Task details — Keep every word of the listing and drop the images when you write it out.

*** Opening Records shown ***

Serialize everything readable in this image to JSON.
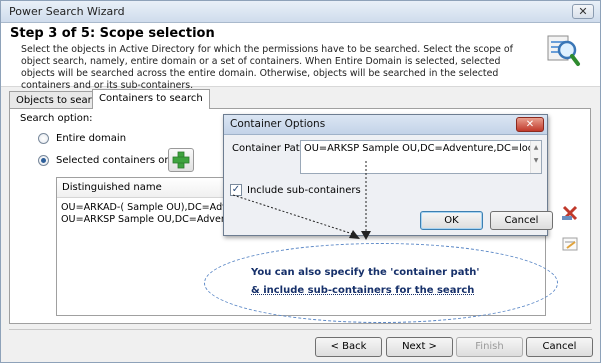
{
  "window": {
    "title": "Power Search Wizard",
    "close_glyph": "✕"
  },
  "header": {
    "step_title": "Step 3 of 5:  Scope selection",
    "description": "Select the objects in Active Directory for which the permissions have to be searched. Select the scope of object search, namely, entire domain or a set of containers. When Entire Domain is selected, selected objects will be searched across the entire domain. Otherwise, objects will be searched in the selected containers and or its sub-containers.",
    "icon": "search-magnifier-icon"
  },
  "tabs": [
    {
      "label": "Objects to search",
      "active": false
    },
    {
      "label": "Containers to search",
      "active": true
    }
  ],
  "search_option": {
    "label": "Search option:",
    "options": [
      {
        "label": "Entire domain",
        "checked": false
      },
      {
        "label": "Selected containers only",
        "checked": true
      }
    ],
    "add_icon": "plus-icon"
  },
  "containers_list": {
    "column_header": "Distinguished name",
    "rows": [
      "OU=ARKAD-( Sample OU),DC=Adve...",
      "OU=ARKSP Sample OU,DC=Advent..."
    ],
    "side_icons": [
      "delete-icon",
      "edit-icon"
    ]
  },
  "dialog": {
    "title": "Container Options",
    "close_glyph": "✕",
    "path_label": "Container Path:",
    "path_value": "OU=ARKSP Sample OU,DC=Adventure,DC=local",
    "include_sub_label": "Include sub-containers",
    "include_sub_checked": true,
    "ok_label": "OK",
    "cancel_label": "Cancel"
  },
  "callout": {
    "line1": "You can also specify the 'container path'",
    "line2": "& include sub-containers for the search"
  },
  "footer": {
    "back_label": "< Back",
    "next_label": "Next >",
    "finish_label": "Finish",
    "cancel_label": "Cancel"
  },
  "colors": {
    "accent_blue": "#2d5f9a",
    "callout_text": "#16306a",
    "dialog_close": "#c0392b"
  }
}
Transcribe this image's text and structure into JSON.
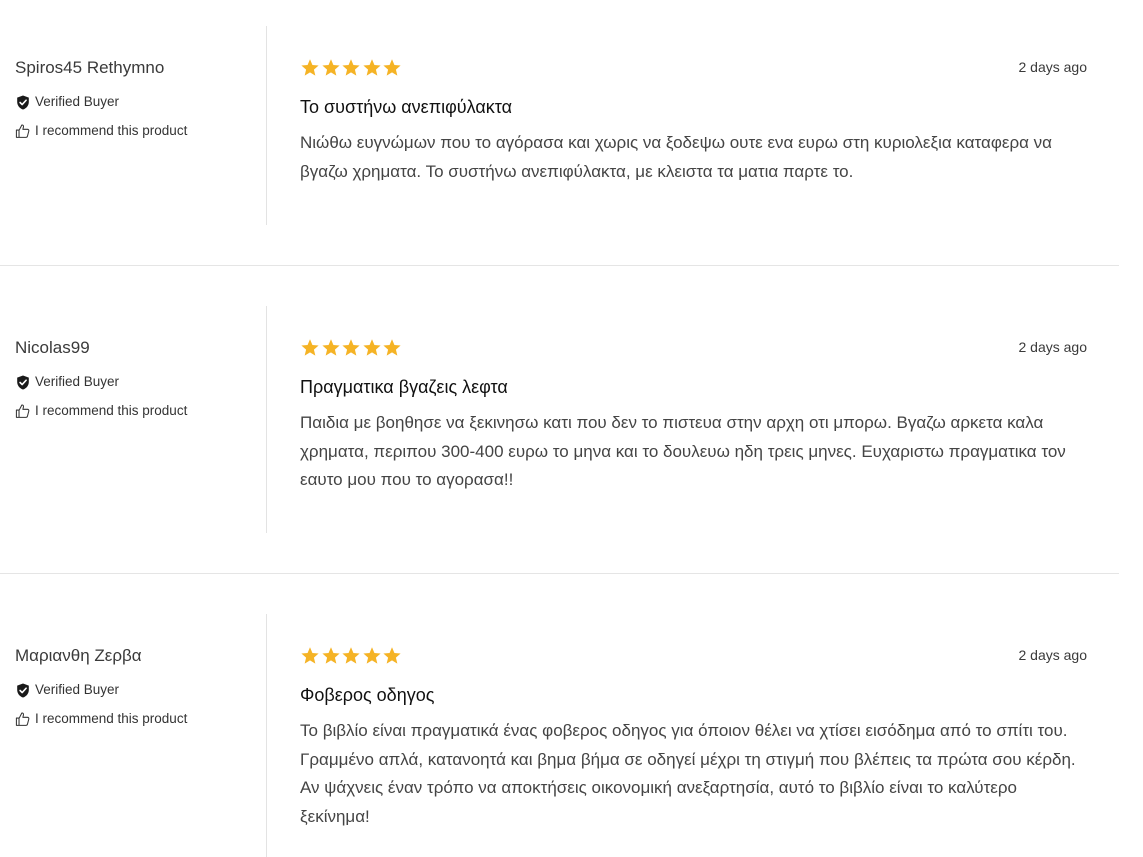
{
  "labels": {
    "verified": "Verified Buyer",
    "recommend": "I recommend this product"
  },
  "colors": {
    "star": "#F5B325",
    "divider": "#e5e5e5"
  },
  "reviews": [
    {
      "author": "Spiros45 Rethymno",
      "rating": 5,
      "date": "2 days ago",
      "title": "Το συστήνω ανεπιφύλακτα",
      "body": "Νιώθω ευγνώμων που το αγόρασα και χωρις να ξοδεψω ουτε ενα ευρω στη κυριολεξια καταφερα να βγαζω χρηματα. Το συστήνω ανεπιφύλακτα, με κλειστα τα ματια παρτε το."
    },
    {
      "author": "Nicolas99",
      "rating": 5,
      "date": "2 days ago",
      "title": "Πραγματικα βγαζεις λεφτα",
      "body": "Παιδια με βοηθησε να ξεκινησω κατι που δεν το πιστευα στην αρχη οτι μπορω. Βγαζω αρκετα καλα χρηματα, περιπου 300-400 ευρω το μηνα και το δουλευω ηδη τρεις μηνες. Ευχαριστω πραγματικα τον εαυτο μου που το αγορασα!!"
    },
    {
      "author": "Μαριανθη Ζερβα",
      "rating": 5,
      "date": "2 days ago",
      "title": "Φοβερος οδηγος",
      "body": "Το βιβλίο είναι πραγματικά ένας φοβερος οδηγος για όποιον θέλει να χτίσει εισόδημα από το σπίτι του. Γραμμένο απλά, κατανοητά και βημα βήμα σε οδηγεί μέχρι τη στιγμή που βλέπεις τα πρώτα σου κέρδη. Αν ψάχνεις έναν τρόπο να αποκτήσεις οικονομική ανεξαρτησία, αυτό το βιβλίο είναι το καλύτερο ξεκίνημα!"
    }
  ]
}
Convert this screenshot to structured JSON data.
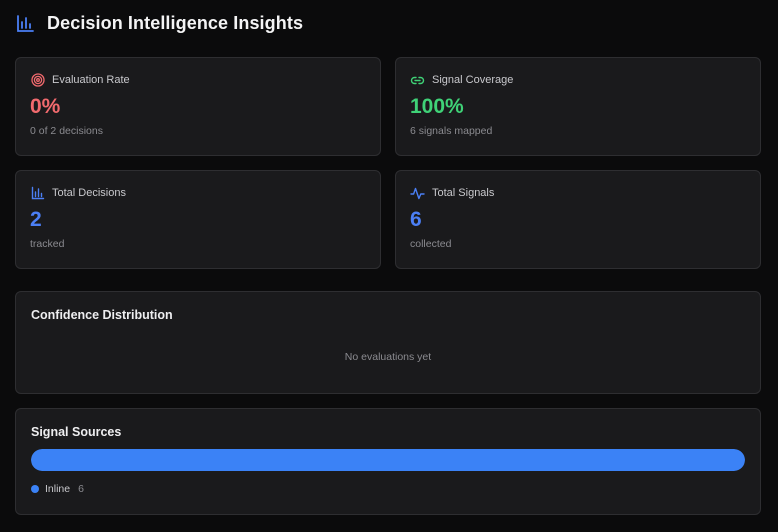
{
  "header": {
    "title": "Decision Intelligence Insights",
    "icon": "bar-chart-icon"
  },
  "stats": [
    {
      "icon": "target-icon",
      "label": "Evaluation Rate",
      "value": "0%",
      "sub": "0 of 2 decisions",
      "color": "#f16a6e"
    },
    {
      "icon": "link-icon",
      "label": "Signal Coverage",
      "value": "100%",
      "sub": "6 signals mapped",
      "color": "#3fd277"
    },
    {
      "icon": "bar-chart-icon",
      "label": "Total Decisions",
      "value": "2",
      "sub": "tracked",
      "color": "#4b7ff5"
    },
    {
      "icon": "activity-icon",
      "label": "Total Signals",
      "value": "6",
      "sub": "collected",
      "color": "#4b7ff5"
    }
  ],
  "confidence": {
    "title": "Confidence Distribution",
    "empty_text": "No evaluations yet"
  },
  "sources": {
    "title": "Signal Sources",
    "total": 6,
    "items": [
      {
        "name": "Inline",
        "count": "6",
        "value": 6,
        "color": "#3b82f6"
      }
    ]
  },
  "colors": {
    "accent_blue": "#4b7ff5",
    "bar_blue": "#3b82f6",
    "red": "#f16a6e",
    "green": "#3fd277"
  }
}
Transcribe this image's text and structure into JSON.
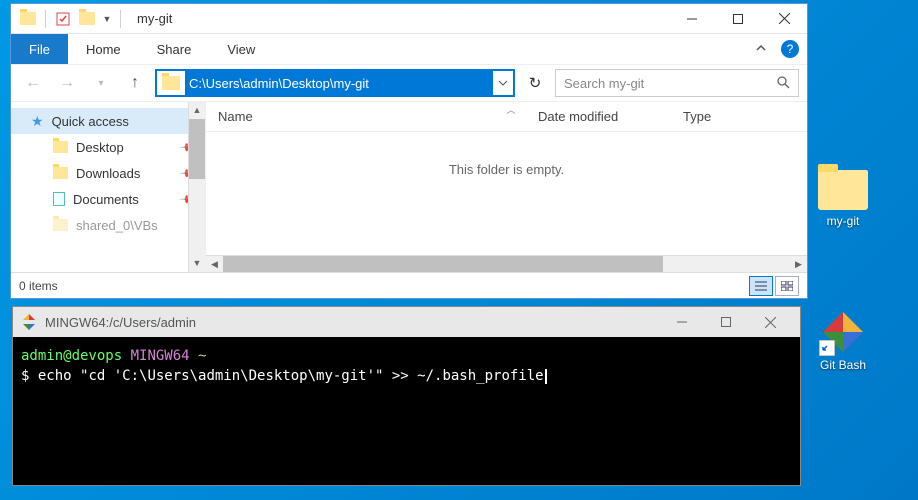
{
  "explorer": {
    "title": "my-git",
    "file_tab": "File",
    "tabs": [
      "Home",
      "Share",
      "View"
    ],
    "address_path": "C:\\Users\\admin\\Desktop\\my-git",
    "search_placeholder": "Search my-git",
    "nav_pane": {
      "quick_access": "Quick access",
      "items": [
        {
          "label": "Desktop",
          "icon": "folder"
        },
        {
          "label": "Downloads",
          "icon": "folder"
        },
        {
          "label": "Documents",
          "icon": "document"
        },
        {
          "label": "shared_0\\VBs",
          "icon": "folder"
        }
      ]
    },
    "columns": {
      "name": "Name",
      "date": "Date modified",
      "type": "Type"
    },
    "empty_message": "This folder is empty.",
    "status": "0 items"
  },
  "terminal": {
    "title": "MINGW64:/c/Users/admin",
    "prompt_user": "admin@devops",
    "prompt_env": "MINGW64",
    "prompt_path": "~",
    "prompt_symbol": "$",
    "command": "echo \"cd 'C:\\Users\\admin\\Desktop\\my-git'\" >> ~/.bash_profile"
  },
  "desktop": {
    "folder_label": "my-git",
    "gitbash_label": "Git Bash"
  }
}
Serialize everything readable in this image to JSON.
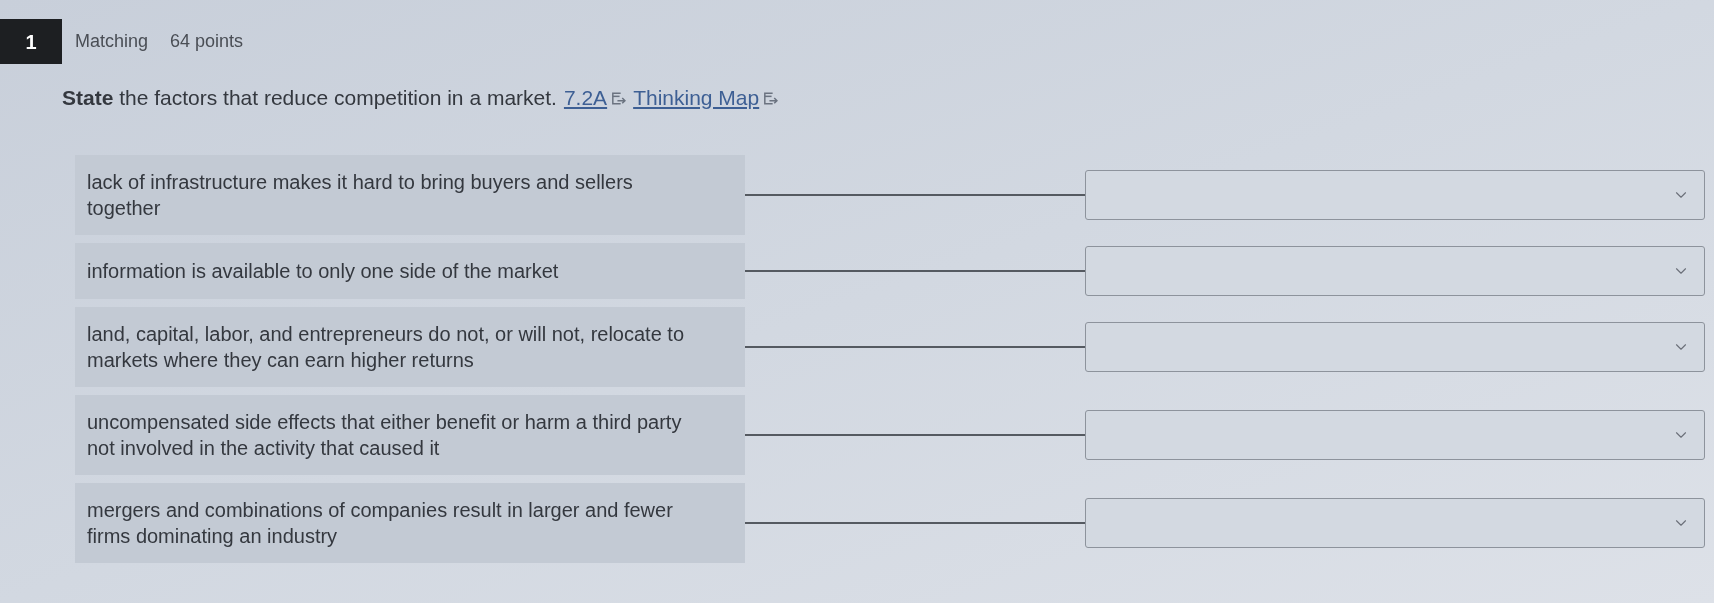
{
  "question": {
    "number": "1",
    "type": "Matching",
    "points": "64 points",
    "prompt": "**State** the factors that reduce competition in a market.",
    "links": [
      {
        "text": "7.2A"
      },
      {
        "text": "Thinking Map"
      }
    ]
  },
  "pairs": [
    {
      "prompt": "lack of infrastructure makes it hard to bring buyers and sellers together"
    },
    {
      "prompt": "information is available to only one side of the market"
    },
    {
      "prompt": "land, capital, labor, and entrepreneurs do not, or will not, relocate to markets where they can earn higher returns"
    },
    {
      "prompt": "uncompensated side effects that either beneﬁt or harm a third party not involved in the activity that caused it"
    },
    {
      "prompt": "mergers and combinations of companies result in larger and fewer ﬁrms dominating an industry"
    }
  ]
}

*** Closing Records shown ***

Written solution —
Serialize everything readable in this image to JSON.
{
  "window": {
    "title": "Power Search Wizard",
    "close_glyph": "✕"
  },
  "header": {
    "step_title": "Step 3 of 5:  Scope selection",
    "description": "Select the objects in Active Directory for which the permissions have to be searched. Select the scope of object search, namely, entire domain or a set of containers. When Entire Domain is selected, selected objects will be searched across the entire domain. Otherwise, objects will be searched in the selected containers and or its sub-containers.",
    "icon": "search-magnifier-icon"
  },
  "tabs": [
    {
      "label": "Objects to search",
      "active": false
    },
    {
      "label": "Containers to search",
      "active": true
    }
  ],
  "search_option": {
    "label": "Search option:",
    "options": [
      {
        "label": "Entire domain",
        "checked": false
      },
      {
        "label": "Selected containers only",
        "checked": true
      }
    ],
    "add_icon": "plus-icon"
  },
  "containers_list": {
    "column_header": "Distinguished name",
    "rows": [
      "OU=ARKAD-( Sample OU),DC=Adve...",
      "OU=ARKSP Sample OU,DC=Advent..."
    ],
    "side_icons": [
      "delete-icon",
      "edit-icon"
    ]
  },
  "dialog": {
    "title": "Container Options",
    "close_glyph": "✕",
    "path_label": "Container Path:",
    "path_value": "OU=ARKSP Sample OU,DC=Adventure,DC=local",
    "include_sub_label": "Include sub-containers",
    "include_sub_checked": true,
    "ok_label": "OK",
    "cancel_label": "Cancel"
  },
  "callout": {
    "line1": "You can also specify the 'container path'",
    "line2": "& include sub-containers for the search"
  },
  "footer": {
    "back_label": "< Back",
    "next_label": "Next >",
    "finish_label": "Finish",
    "cancel_label": "Cancel"
  },
  "colors": {
    "accent_blue": "#2d5f9a",
    "callout_text": "#16306a",
    "dialog_close": "#c0392b"
  }
}
Transcribe this image's text and structure into JSON.
{
  "labels": {
    "verified": "Verified Buyer",
    "recommend": "I recommend this product"
  },
  "colors": {
    "star": "#F5B325",
    "divider": "#e5e5e5"
  },
  "reviews": [
    {
      "author": "Spiros45 Rethymno",
      "rating": 5,
      "date": "2 days ago",
      "title": "Το συστήνω ανεπιφύλακτα",
      "body": "Νιώθω ευγνώμων που το αγόρασα και χωρις να ξοδεψω ουτε ενα ευρω στη κυριολεξια καταφερα να βγαζω χρηματα. Το συστήνω ανεπιφύλακτα, με κλειστα τα ματια παρτε το."
    },
    {
      "author": "Nicolas99",
      "rating": 5,
      "date": "2 days ago",
      "title": "Πραγματικα βγαζεις λεφτα",
      "body": "Παιδια με βοηθησε να ξεκινησω κατι που δεν το πιστευα στην αρχη οτι μπορω. Βγαζω αρκετα καλα χρηματα, περιπου 300-400 ευρω το μηνα και το δουλευω ηδη τρεις μηνες. Ευχαριστω πραγματικα τον εαυτο μου που το αγορασα!!"
    },
    {
      "author": "Μαριανθη Ζερβα",
      "rating": 5,
      "date": "2 days ago",
      "title": "Φοβερος οδηγος",
      "body": "Το βιβλίο είναι πραγματικά ένας φοβερος οδηγος για όποιον θέλει να χτίσει εισόδημα από το σπίτι του. Γραμμένο απλά, κατανοητά και βημα βήμα σε οδηγεί μέχρι τη στιγμή που βλέπεις τα πρώτα σου κέρδη. Αν ψάχνεις έναν τρόπο να αποκτήσεις οικονομική ανεξαρτησία, αυτό το βιβλίο είναι το καλύτερο ξεκίνημα!"
    }
  ]
}
Convert this screenshot to structured JSON data.
{
  "header": {
    "title": "Decision Intelligence Insights",
    "icon": "bar-chart-icon"
  },
  "stats": [
    {
      "icon": "target-icon",
      "label": "Evaluation Rate",
      "value": "0%",
      "sub": "0 of 2 decisions",
      "color": "#f16a6e"
    },
    {
      "icon": "link-icon",
      "label": "Signal Coverage",
      "value": "100%",
      "sub": "6 signals mapped",
      "color": "#3fd277"
    },
    {
      "icon": "bar-chart-icon",
      "label": "Total Decisions",
      "value": "2",
      "sub": "tracked",
      "color": "#4b7ff5"
    },
    {
      "icon": "activity-icon",
      "label": "Total Signals",
      "value": "6",
      "sub": "collected",
      "color": "#4b7ff5"
    }
  ],
  "confidence": {
    "title": "Confidence Distribution",
    "empty_text": "No evaluations yet"
  },
  "sources": {
    "title": "Signal Sources",
    "total": 6,
    "items": [
      {
        "name": "Inline",
        "count": "6",
        "value": 6,
        "color": "#3b82f6"
      }
    ]
  },
  "colors": {
    "accent_blue": "#4b7ff5",
    "bar_blue": "#3b82f6",
    "red": "#f16a6e",
    "green": "#3fd277"
  }
}
Transcribe this image's text and structure into JSON.
{
  "explorer": {
    "title": "my-git",
    "file_tab": "File",
    "tabs": [
      "Home",
      "Share",
      "View"
    ],
    "address_path": "C:\\Users\\admin\\Desktop\\my-git",
    "search_placeholder": "Search my-git",
    "nav_pane": {
      "quick_access": "Quick access",
      "items": [
        {
          "label": "Desktop",
          "icon": "folder"
        },
        {
          "label": "Downloads",
          "icon": "folder"
        },
        {
          "label": "Documents",
          "icon": "document"
        },
        {
          "label": "shared_0\\VBs",
          "icon": "folder"
        }
      ]
    },
    "columns": {
      "name": "Name",
      "date": "Date modified",
      "type": "Type"
    },
    "empty_message": "This folder is empty.",
    "status": "0 items"
  },
  "terminal": {
    "title": "MINGW64:/c/Users/admin",
    "prompt_user": "admin@devops",
    "prompt_env": "MINGW64",
    "prompt_path": "~",
    "prompt_symbol": "$",
    "command": "echo \"cd 'C:\\Users\\admin\\Desktop\\my-git'\" >> ~/.bash_profile"
  },
  "desktop": {
    "folder_label": "my-git",
    "gitbash_label": "Git Bash"
  }
}
Serialize everything readable in this image to JSON.
{
  "question": {
    "number": "1",
    "type": "Matching",
    "points": "64 points",
    "prompt": "**State** the factors that reduce competition in a market.",
    "links": [
      {
        "text": "7.2A"
      },
      {
        "text": "Thinking Map"
      }
    ]
  },
  "pairs": [
    {
      "prompt": "lack of infrastructure makes it hard to bring buyers and sellers together"
    },
    {
      "prompt": "information is available to only one side of the market"
    },
    {
      "prompt": "land, capital, labor, and entrepreneurs do not, or will not, relocate to markets where they can earn higher returns"
    },
    {
      "prompt": "uncompensated side effects that either beneﬁt or harm a third party not involved in the activity that caused it"
    },
    {
      "prompt": "mergers and combinations of companies result in larger and fewer ﬁrms dominating an industry"
    }
  ]
}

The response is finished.